Problems On Two Thomas Cook Boeing Aircraft And One Operated By Jet2
Lawyers representing passengers injured during the emergency evacuation of a Thomas Cook flight at Glasgow Airport last Thursday (October 11th) have expressed concerns after two similar incidents today (October 19th), including one involving the same operator and another at the same airport.
Reports have emerged of passengers being injured during the evacuation of a Boeing 737 operated by Jet2 at Glasgow Airport, which was forced to abort its takeoff for a flight to Alicante when smoke was detected in the cabin.
Flights to and from the airport were suspended following the incident on flight LS177, which was carrying 189 passengers.
Hours later, it has been reported that another Thomas Cook flight, this time involving a Boeing 767 taking passengers from Manchester to Tenerife was forced to make a diversion to Dublin due to smoke in the cabin.
These latest events bear striking similarities to an incident at Glasgow Airport last week, when a Boeing 757-200 operated by Thomas Cook and flying from Dalaman, Turkey was subject to an emergency evacuation after it landed at Glasgow Airport due to smoke on board. A number of passengers had to leave the aircraft via emergency chutes.
Aviation law experts at Irwin Mitchell have already been retained to represent a number of passengers injured in the Thomas Cook incident last week. The law firm has offices in cities including Glasgow and Manchester.

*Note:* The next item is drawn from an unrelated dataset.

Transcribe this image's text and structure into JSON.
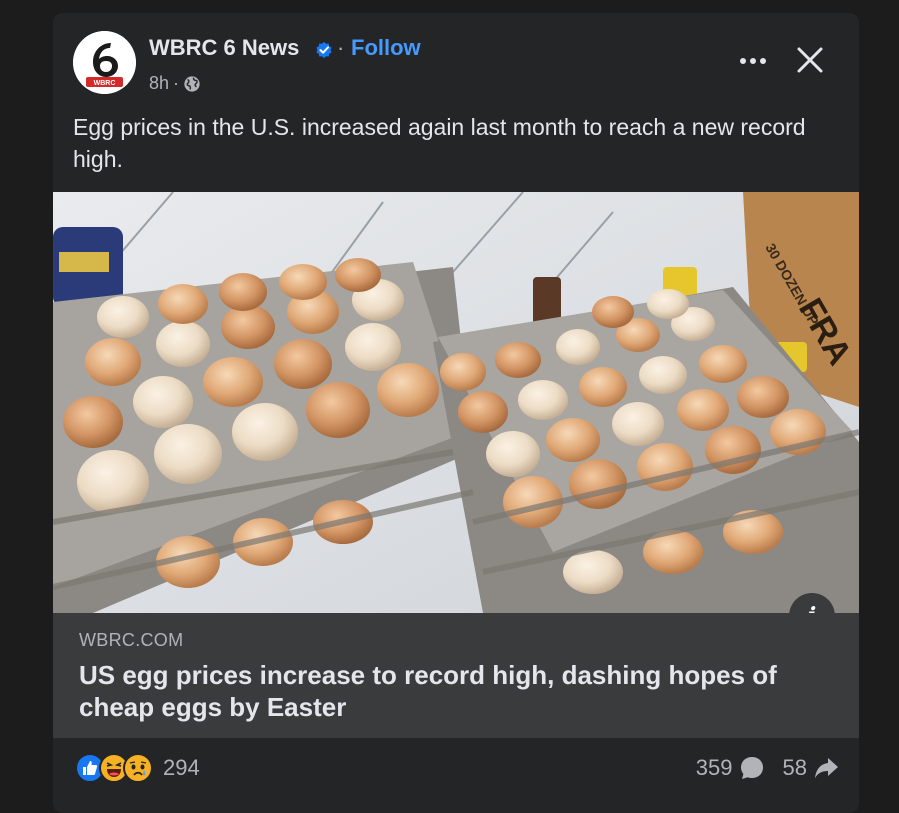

Jim Morris, a former Boeing pilot and Partner in the aviation law team at Irwin Mitchell, has vast experience in acting for passengers injured in air accidents of all kinds, as well as the families of those killed in incidents in the UK and abroad.
Commenting on this latest incident, he said: “The events seen today, with passengers sadly being injured, are obviously hugely disturbing. For there to be three such similar events within a matter of a few days of each other, with all of the incidents involving Boeing aircraft and with two of them occurring in Glasgow causes significant concerns.

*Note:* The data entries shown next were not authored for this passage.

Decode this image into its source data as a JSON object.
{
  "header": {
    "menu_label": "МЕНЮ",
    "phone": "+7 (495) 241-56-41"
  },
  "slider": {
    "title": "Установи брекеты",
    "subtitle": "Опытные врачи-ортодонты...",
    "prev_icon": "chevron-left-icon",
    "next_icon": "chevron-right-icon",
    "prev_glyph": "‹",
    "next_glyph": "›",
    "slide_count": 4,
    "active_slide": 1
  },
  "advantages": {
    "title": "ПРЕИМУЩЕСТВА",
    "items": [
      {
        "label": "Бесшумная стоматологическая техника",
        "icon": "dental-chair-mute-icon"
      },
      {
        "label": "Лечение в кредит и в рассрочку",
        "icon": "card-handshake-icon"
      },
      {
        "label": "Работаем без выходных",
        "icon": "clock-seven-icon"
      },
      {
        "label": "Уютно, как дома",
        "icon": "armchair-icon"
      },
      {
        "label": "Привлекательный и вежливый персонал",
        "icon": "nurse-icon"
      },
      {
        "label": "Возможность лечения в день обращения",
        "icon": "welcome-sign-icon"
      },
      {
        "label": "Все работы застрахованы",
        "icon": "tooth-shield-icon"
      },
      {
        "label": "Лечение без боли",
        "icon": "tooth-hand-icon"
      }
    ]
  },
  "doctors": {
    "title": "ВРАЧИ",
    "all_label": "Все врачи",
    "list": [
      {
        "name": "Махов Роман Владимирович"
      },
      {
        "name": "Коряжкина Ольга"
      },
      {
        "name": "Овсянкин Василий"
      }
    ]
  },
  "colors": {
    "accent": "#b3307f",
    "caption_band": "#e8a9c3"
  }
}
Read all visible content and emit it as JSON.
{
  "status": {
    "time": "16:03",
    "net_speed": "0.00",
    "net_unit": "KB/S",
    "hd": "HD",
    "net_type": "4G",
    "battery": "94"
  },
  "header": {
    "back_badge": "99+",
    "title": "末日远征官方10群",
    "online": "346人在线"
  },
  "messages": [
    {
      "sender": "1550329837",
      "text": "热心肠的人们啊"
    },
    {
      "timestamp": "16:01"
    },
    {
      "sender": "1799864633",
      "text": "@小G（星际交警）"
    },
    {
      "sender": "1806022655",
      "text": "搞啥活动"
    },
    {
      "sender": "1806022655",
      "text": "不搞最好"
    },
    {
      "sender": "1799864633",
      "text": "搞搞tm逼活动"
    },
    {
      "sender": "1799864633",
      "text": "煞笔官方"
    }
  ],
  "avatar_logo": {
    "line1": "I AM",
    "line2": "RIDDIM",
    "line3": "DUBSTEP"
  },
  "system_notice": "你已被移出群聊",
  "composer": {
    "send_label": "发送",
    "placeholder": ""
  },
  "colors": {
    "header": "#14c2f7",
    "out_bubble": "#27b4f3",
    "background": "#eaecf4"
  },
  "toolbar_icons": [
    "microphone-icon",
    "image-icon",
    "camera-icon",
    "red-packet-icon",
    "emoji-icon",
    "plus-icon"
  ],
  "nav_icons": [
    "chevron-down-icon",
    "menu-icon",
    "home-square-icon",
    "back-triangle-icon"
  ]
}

“The Air Accident Investigation Branch (AAIB) will be carefully investigating the cause of each incident and an important aspect will be for them to determine if there are any similarities or links between them all.
“We urge the AAIB to carry out their investigations thoroughly and quickly with the early publication of an interim and then a final report.

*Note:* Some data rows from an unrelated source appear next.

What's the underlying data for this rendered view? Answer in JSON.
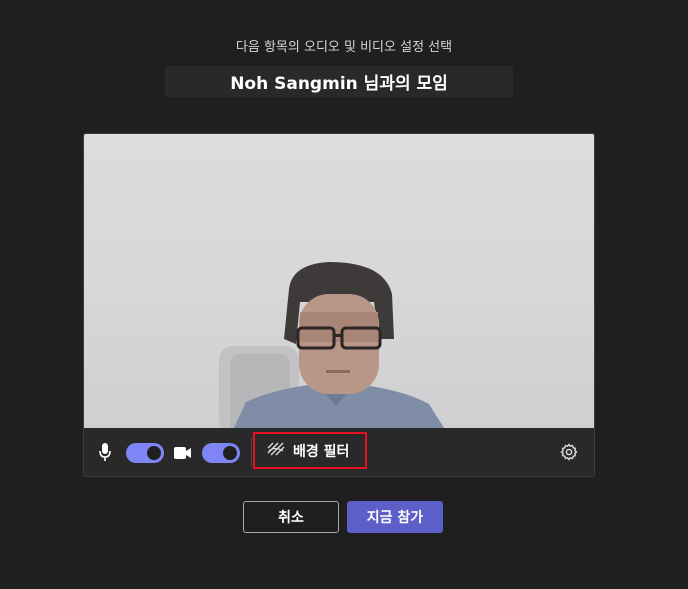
{
  "header": {
    "subtitle": "다음 항목의 오디오 및 비디오 설정 선택",
    "meeting_title": "Noh Sangmin 님과의 모임"
  },
  "controls": {
    "mic_icon": "microphone-icon",
    "mic_toggle_on": true,
    "camera_icon": "video-camera-icon",
    "camera_toggle_on": true,
    "background_filter_label": "배경 필터",
    "background_filter_icon": "background-effects-icon",
    "settings_icon": "gear-icon"
  },
  "buttons": {
    "cancel_label": "취소",
    "join_label": "지금 참가"
  },
  "colors": {
    "page_background": "#1f1f1f",
    "toggle_accent": "#7f85f5",
    "primary_button": "#5b5fc7",
    "highlight_border": "#e81123"
  }
}
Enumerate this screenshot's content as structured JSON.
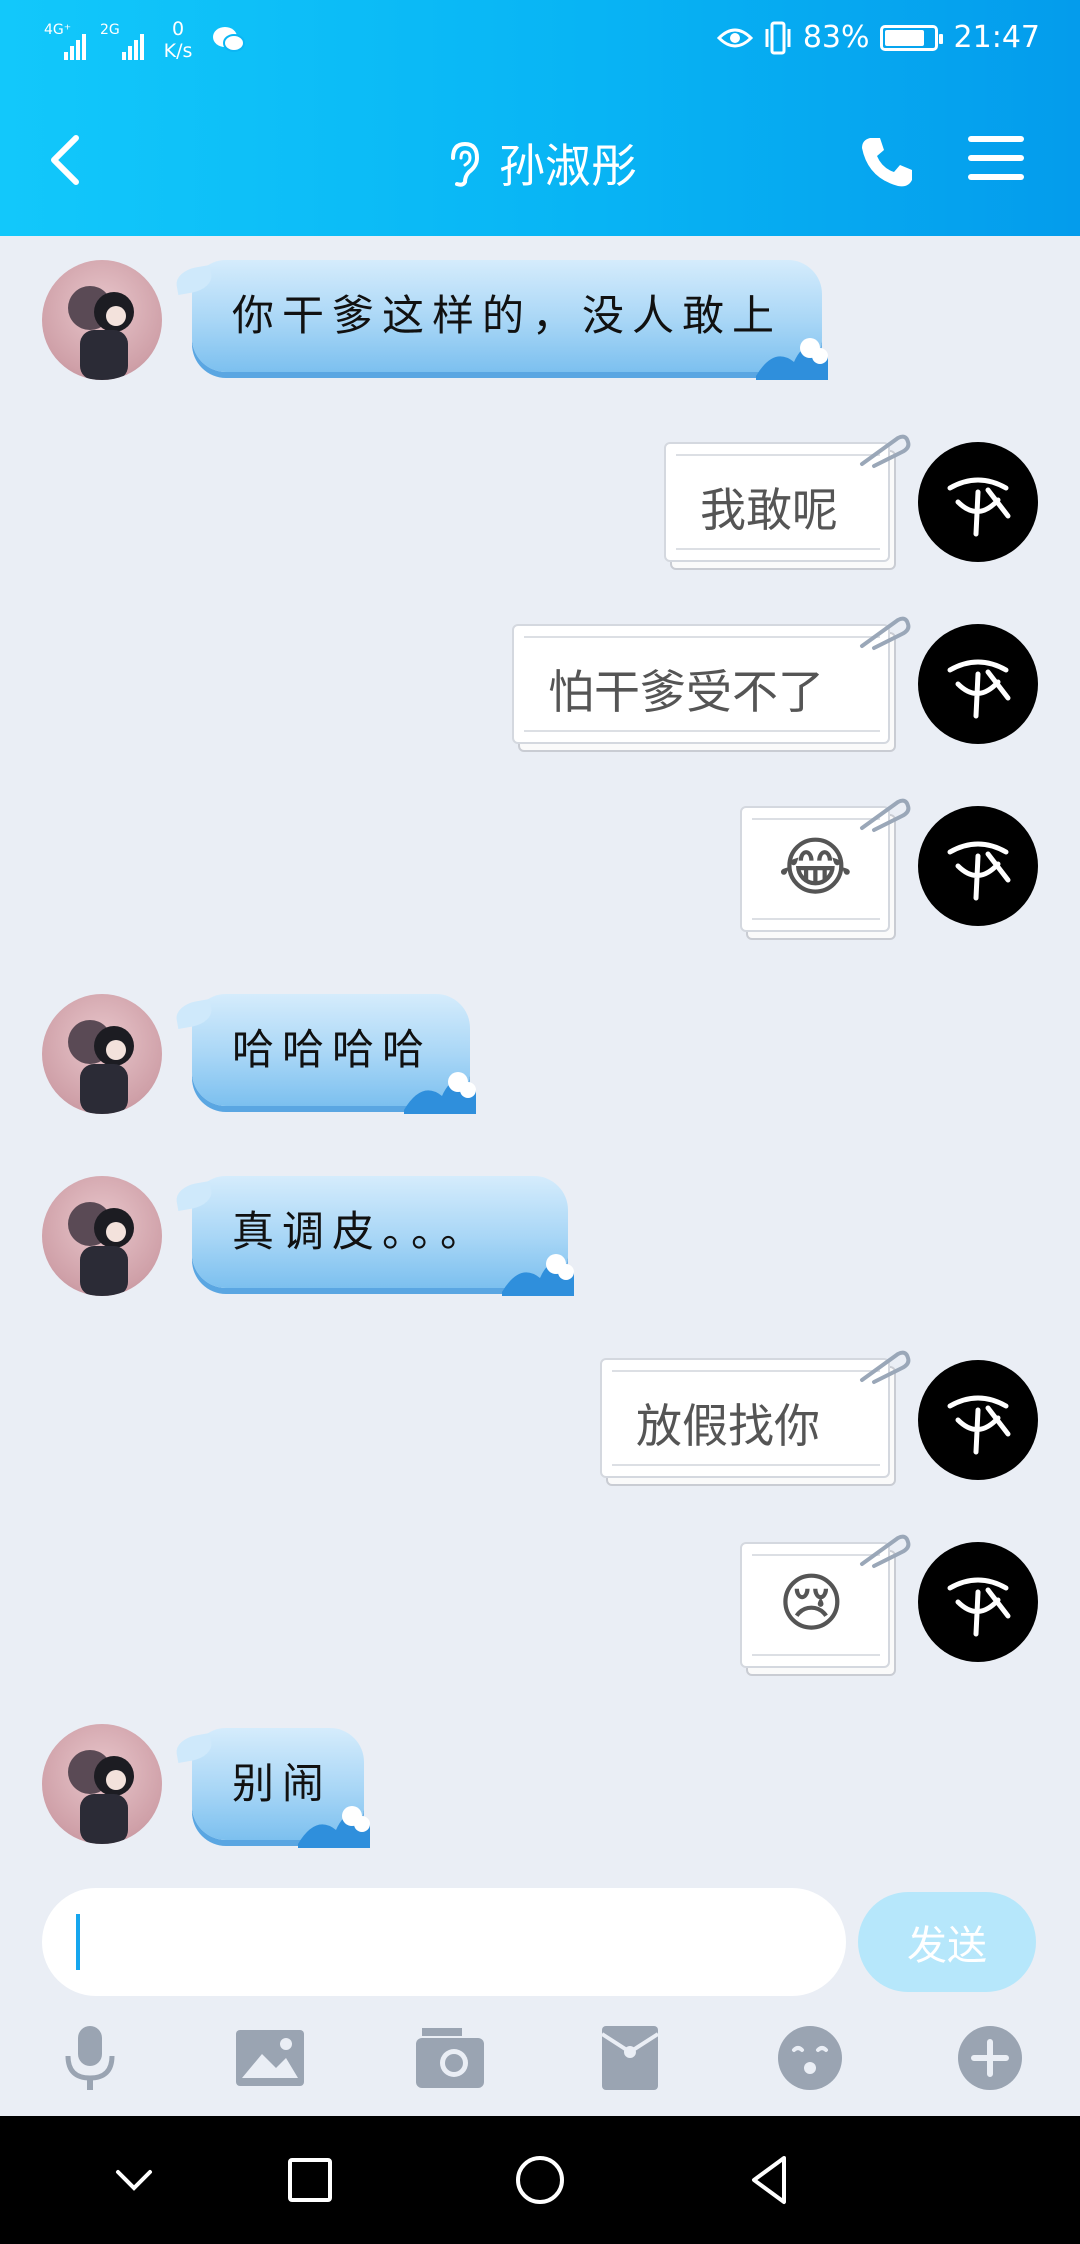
{
  "status_bar": {
    "signal1": "4G⁺",
    "signal2": "2G",
    "speed_value": "0",
    "speed_unit": "K/s",
    "battery": "83%",
    "time": "21:47"
  },
  "header": {
    "title": "孙淑彤",
    "icons": [
      "back-arrow-icon",
      "ear-icon",
      "phone-icon",
      "menu-icon"
    ]
  },
  "messages": [
    {
      "side": "in",
      "text": "你干爹这样的，没人敢上"
    },
    {
      "side": "out",
      "text": "我敢呢"
    },
    {
      "side": "out",
      "text": "怕干爹受不了"
    },
    {
      "side": "out",
      "emoji": "😂"
    },
    {
      "side": "in",
      "text": "哈哈哈哈"
    },
    {
      "side": "in",
      "text": "真调皮。。。"
    },
    {
      "side": "out",
      "text": "放假找你"
    },
    {
      "side": "out",
      "emoji": "😢"
    },
    {
      "side": "in",
      "text": "别闹"
    }
  ],
  "composer": {
    "input_value": "",
    "send_label": "发送"
  },
  "toolbar": [
    "microphone-icon",
    "image-icon",
    "camera-icon",
    "red-packet-icon",
    "sticker-icon",
    "plus-icon"
  ],
  "system_nav": [
    "hide-keyboard-icon",
    "recents-icon",
    "home-icon",
    "back-icon"
  ],
  "colors": {
    "header_start": "#12c8fb",
    "header_end": "#049cec",
    "chat_background": "#eaeef5",
    "send_button": "#b6e7fb"
  }
}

"The hundreds of passengers affected by these three flights, particularly those suffering injury, will want to know exactly what went wrong. At the same time everyone is keen to ensure that any underlying faults are identified and resolved as soon as possible for the safety of future passengers and crew.
“Several of our clients from the Thomas Cook flight last week have given worrying accounts of their experiences, with concerns not only about the need for the emergency evacuation but also the way in which the evacuation process was supervised, with some passengers suffering physical injury during this.
“All of our clients want lessons to be learned and they also want justice to be done. Both airlines involved have strict legal duties to compensate passengers for physical injuries sustained during a flight including disembarkation or evacuation even where the airline is not at fault. At the same, time if the aircraft or any of its components are faulty and this was the cause of the problems, the manufacturers may also be liable for civil claims for damages.”
Morris added that the huge impact of such incidents on the passengers involved cannot be underestimated.
He explained: “We would urge passengers who inhaled smoke or fumes to seek medical advice as soon as possible, as it is well known that certain gases and fumes from combustion of substances or oils in an aircraft can contain dangerous toxins which can have an adverse and lasting effect on people who are exposed to them.
"As well as investigations by the AAIB, we will be undertaking our own assessment of what has gone wrong in the Glasgow and Dublin incidents and we are keen to speak to passengers on board all of the flights and any other witnesses."
Among those passengers represented by Irwin Mitchell, Craig Gourlay, 35, from Lanarkshire, who was on the Thomas Cook flight at Glasgow Airport last week with his wife and four-year-old son, said: “'The fact that accidents which are so similar have happened within a week doesn't fill me with confidence.
“I would have put this down to a freak accident which doesn't happen very often but for this to happen again is very scary and makes me anxious to fly.”